**YOUR OBJECTIVE**
A verbatim copy of every entry is required. Produce it now.

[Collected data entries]
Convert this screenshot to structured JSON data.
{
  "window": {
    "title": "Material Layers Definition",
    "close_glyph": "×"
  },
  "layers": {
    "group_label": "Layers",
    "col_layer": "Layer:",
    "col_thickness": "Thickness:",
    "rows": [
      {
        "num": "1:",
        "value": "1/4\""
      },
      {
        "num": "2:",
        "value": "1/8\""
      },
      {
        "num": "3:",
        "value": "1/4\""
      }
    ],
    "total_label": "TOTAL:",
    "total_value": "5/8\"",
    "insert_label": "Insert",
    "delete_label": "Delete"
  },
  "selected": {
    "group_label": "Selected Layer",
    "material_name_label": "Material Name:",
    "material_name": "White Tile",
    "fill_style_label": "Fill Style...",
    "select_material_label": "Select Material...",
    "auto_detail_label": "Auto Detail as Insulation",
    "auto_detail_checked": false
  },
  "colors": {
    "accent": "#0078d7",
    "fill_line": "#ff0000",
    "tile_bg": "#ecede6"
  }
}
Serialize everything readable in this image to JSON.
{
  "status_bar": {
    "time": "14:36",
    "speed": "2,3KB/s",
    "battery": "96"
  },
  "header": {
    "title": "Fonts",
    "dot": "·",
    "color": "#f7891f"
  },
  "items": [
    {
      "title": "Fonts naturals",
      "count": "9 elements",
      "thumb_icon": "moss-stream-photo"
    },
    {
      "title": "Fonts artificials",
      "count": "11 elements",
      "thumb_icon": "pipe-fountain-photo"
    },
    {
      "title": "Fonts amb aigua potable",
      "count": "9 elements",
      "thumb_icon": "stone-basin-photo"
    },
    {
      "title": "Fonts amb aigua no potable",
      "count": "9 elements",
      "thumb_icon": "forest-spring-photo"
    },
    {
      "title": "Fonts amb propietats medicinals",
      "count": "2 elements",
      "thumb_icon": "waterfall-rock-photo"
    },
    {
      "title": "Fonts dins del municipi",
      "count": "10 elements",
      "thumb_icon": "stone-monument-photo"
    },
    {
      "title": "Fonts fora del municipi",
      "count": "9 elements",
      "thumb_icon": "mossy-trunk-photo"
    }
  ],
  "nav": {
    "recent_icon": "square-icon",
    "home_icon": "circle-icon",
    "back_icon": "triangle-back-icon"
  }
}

**EXPECTED ANSWER**
Convert this screenshot to structured JSON data.
{
  "window": {
    "title": "Material Layers Definition",
    "close_glyph": "×"
  },
  "layers": {
    "group_label": "Layers",
    "col_layer": "Layer:",
    "col_thickness": "Thickness:",
    "rows": [
      {
        "num": "1:",
        "value": "1/4\""
      },
      {
        "num": "2:",
        "value": "1/8\""
      },
      {
        "num": "3:",
        "value": "1/4\""
      }
    ],
    "total_label": "TOTAL:",
    "total_value": "5/8\"",
    "insert_label": "Insert",
    "delete_label": "Delete"
  },
  "selected": {
    "group_label": "Selected Layer",
    "material_name_label": "Material Name:",
    "material_name": "White Tile",
    "fill_style_label": "Fill Style...",
    "select_material_label": "Select Material...",
    "auto_detail_label": "Auto Detail as Insulation",
    "auto_detail_checked": false
  },
  "colors": {
    "accent": "#0078d7",
    "fill_line": "#ff0000",
    "tile_bg": "#ecede6"
  }
}
Serialize everything readable in this image to JSON.
{
  "status_bar": {
    "time": "14:36",
    "speed": "2,3KB/s",
    "battery": "96"
  },
  "header": {
    "title": "Fonts",
    "dot": "·",
    "color": "#f7891f"
  },
  "items": [
    {
      "title": "Fonts naturals",
      "count": "9 elements",
      "thumb_icon": "moss-stream-photo"
    },
    {
      "title": "Fonts artificials",
      "count": "11 elements",
      "thumb_icon": "pipe-fountain-photo"
    },
    {
      "title": "Fonts amb aigua potable",
      "count": "9 elements",
      "thumb_icon": "stone-basin-photo"
    },
    {
      "title": "Fonts amb aigua no potable",
      "count": "9 elements",
      "thumb_icon": "forest-spring-photo"
    },
    {
      "title": "Fonts amb propietats medicinals",
      "count": "2 elements",
      "thumb_icon": "waterfall-rock-photo"
    },
    {
      "title": "Fonts dins del municipi",
      "count": "10 elements",
      "thumb_icon": "stone-monument-photo"
    },
    {
      "title": "Fonts fora del municipi",
      "count": "9 elements",
      "thumb_icon": "mossy-trunk-photo"
    }
  ],
  "nav": {
    "recent_icon": "square-icon",
    "home_icon": "circle-icon",
    "back_icon": "triangle-back-icon"
  }
}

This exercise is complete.